As an incest and torture survivor who was also bullied at school, I had no safe place—not at home, and not at school. But I had kind, compassionate teachers who knew I'd been abused, and all of them gave me safe touch. It's part of what kept me from killing myself. I desperately craved safe touch. I was starved for it on a deep soul level. I was never touched except when I was being abused, raped, and tortured, so to get it from these teachers in a safe way—a touch on the arm, a rub on my head, a hug—met such a deep need to be treated with kindness, love, warmth and humanity, and it helped offset some of the abuse, torture, and cruelty. When I hear people saying that children shouldn't be touched in school situations, it makes me sad, and it worries me. If a child doesn't have any safe touch in their lives, it's easy to get disconnected from people and life, and to not want to live at all, and a compassionate teacher may be the only safety and caring a child has in their life.

For a teacher’s perspective on the role of touch in the classroom, I called Doug Lemov. His book, Teach Like a Champion 2.0, contains of the most well-reasoned and insightful observations I’ve ever read on the craft of teaching.

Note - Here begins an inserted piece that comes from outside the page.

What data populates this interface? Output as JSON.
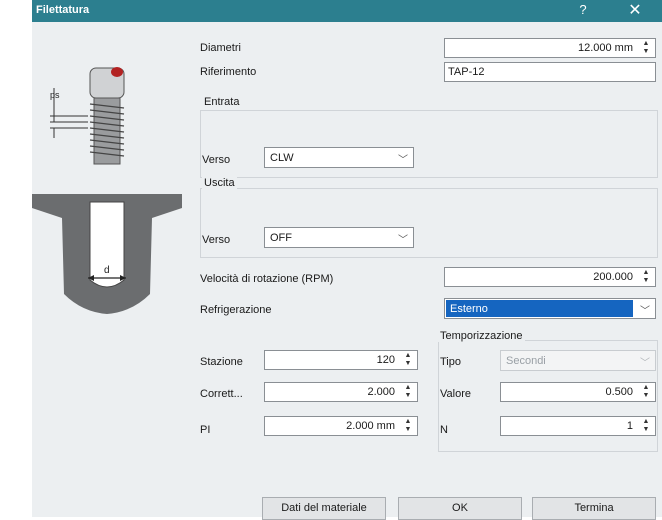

Despite some initial misgivings about the sensitivities involved, Lemov agreed to speak on the record because he feels touch is not just an essential part of teaching, but an essential part of what it means to be human. "The mark of being in the lowest caste in India is to be called 'untouchable,' so the opposite of that is the naturalness of touch in a classroom, to walk around among your students and let your fingers linger briefly on a shoulder. That is a mark of normalcy."

Lemov acknowledged that the use of touch in the classroom raises the hackles of some educators and school administrators. "It’s sometimes portrayed as disrespectful to touch students. The kids will say, "You can’t touch me," and the adults will agree, but I feel like it’s disrespectful not to be willing to touch students. It says you are afraid of them or think there’s something wrong with them. I believe that it is normal for caring to involve touching in limited, circumscribed ways—a shoulder or elbow, only—to communicate a variety of things, most of them positive, some of them corrective, and it’s counterproductive to circumscribe that from the vernacular of teachers."

Lemov described his process of making touch a normal part of his classroom culture, a process he says has to happen before a teacher tries to use touch to correct students' behavior:

If you want to be able to touch students to correct their behavior, you have to establish the normalcy of touch as a positive, or at the very least a nuanced teaching tool that can convey a wide variety of emotions, way before you get to using it to correct students. So, a week before you tap someone on the shoulder and ask gently to sit up, you practice walking around the classroom, lightly putting your fingers on a students' shoulder as you walk by them in a warm way, to normalize it, like, "Of course I touched you," so that when a student says, "you can’t touch me," it’s almost implausible because touch has been a part of our classroom vernacular for weeks.

Society’s well-intentioned attempts to shelter children from the possibility of inappropriate touching have deprived teachers of an important teaching tool and children of an essential sensory, educational, and developmental experience. The imposition of an invisible no-touch force field around classrooms is misguided and destructive, according to the National Association for the Education of Young Children. The organization issued a clear policy statement instructing that schools and other organizations "should not institute no-touch policies to reduce the risk of abuse" and stating that "no-touch policies are misguided efforts that fail to recognize the importance of touch to children’s healthy development."

Every child is different, with varying needs for social touch. Some children, such as those on the autism spectrum, may have a much lower need for touch, while other children may require frequent, close contact. Fortunately, teachers are well-equipped to adapt to the diverse needs of the 20 or 30 different children in their care, and, save for parents, may be in the very best position to understand how, when, and in what contexts children should experience the benefit of touch.